## ACTIVITY
Below are lines of data; count those that contain "APERAM" and give the total alone.

[SOURCE MATERIAL — start]

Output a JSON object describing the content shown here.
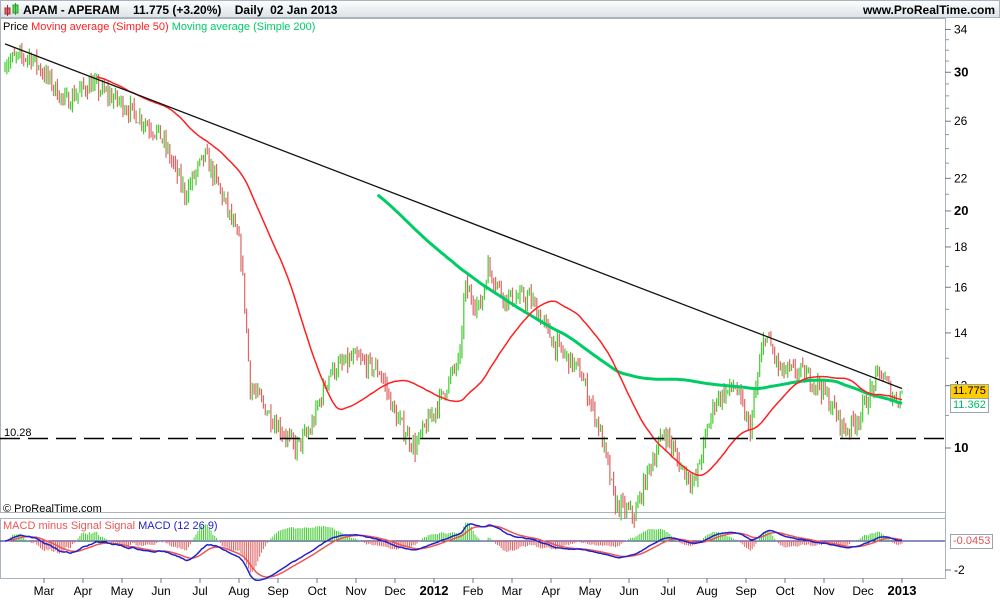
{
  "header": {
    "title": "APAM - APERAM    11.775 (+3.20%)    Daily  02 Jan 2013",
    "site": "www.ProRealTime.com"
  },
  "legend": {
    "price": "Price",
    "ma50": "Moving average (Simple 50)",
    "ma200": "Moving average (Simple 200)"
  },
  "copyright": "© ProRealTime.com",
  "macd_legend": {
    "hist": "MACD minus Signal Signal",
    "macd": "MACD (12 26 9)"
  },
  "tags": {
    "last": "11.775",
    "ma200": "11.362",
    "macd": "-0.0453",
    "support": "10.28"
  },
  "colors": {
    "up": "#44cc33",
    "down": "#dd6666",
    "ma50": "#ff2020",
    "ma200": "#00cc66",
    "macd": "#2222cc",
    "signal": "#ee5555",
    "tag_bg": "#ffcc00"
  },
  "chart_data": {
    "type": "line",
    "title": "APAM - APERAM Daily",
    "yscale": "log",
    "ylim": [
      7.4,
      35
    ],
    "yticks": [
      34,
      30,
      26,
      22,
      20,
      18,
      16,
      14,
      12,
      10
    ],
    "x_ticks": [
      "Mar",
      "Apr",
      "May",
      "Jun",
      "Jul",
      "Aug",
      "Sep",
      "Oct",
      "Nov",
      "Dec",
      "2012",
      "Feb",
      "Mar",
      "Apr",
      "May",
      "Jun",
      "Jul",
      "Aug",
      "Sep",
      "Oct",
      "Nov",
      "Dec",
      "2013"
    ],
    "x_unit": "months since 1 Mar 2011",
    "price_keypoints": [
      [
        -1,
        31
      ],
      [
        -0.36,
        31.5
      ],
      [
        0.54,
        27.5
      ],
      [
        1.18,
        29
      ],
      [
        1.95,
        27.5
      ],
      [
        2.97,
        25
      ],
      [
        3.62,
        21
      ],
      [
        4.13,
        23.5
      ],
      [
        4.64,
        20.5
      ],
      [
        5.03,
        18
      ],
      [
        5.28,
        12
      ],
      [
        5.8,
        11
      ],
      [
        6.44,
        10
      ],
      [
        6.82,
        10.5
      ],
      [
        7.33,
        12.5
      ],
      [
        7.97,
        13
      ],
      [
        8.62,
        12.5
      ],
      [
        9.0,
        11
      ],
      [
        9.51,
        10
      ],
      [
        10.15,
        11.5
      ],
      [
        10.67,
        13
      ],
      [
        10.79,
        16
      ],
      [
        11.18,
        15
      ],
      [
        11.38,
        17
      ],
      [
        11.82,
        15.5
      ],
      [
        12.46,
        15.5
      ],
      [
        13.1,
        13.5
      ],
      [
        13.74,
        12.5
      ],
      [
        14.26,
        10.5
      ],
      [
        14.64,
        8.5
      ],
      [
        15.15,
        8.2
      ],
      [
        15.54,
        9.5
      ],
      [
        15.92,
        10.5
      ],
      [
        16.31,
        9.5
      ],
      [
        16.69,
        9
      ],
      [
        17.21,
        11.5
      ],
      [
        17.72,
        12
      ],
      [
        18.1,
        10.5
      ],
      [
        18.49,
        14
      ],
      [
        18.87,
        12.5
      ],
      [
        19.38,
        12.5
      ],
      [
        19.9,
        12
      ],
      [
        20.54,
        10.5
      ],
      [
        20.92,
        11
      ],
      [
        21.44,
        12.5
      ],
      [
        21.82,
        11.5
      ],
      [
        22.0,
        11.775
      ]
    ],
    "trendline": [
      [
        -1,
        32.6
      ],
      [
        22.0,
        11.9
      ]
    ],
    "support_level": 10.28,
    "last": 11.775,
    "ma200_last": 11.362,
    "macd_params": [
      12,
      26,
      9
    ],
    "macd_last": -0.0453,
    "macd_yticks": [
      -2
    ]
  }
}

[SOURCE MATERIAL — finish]

## RESULT
2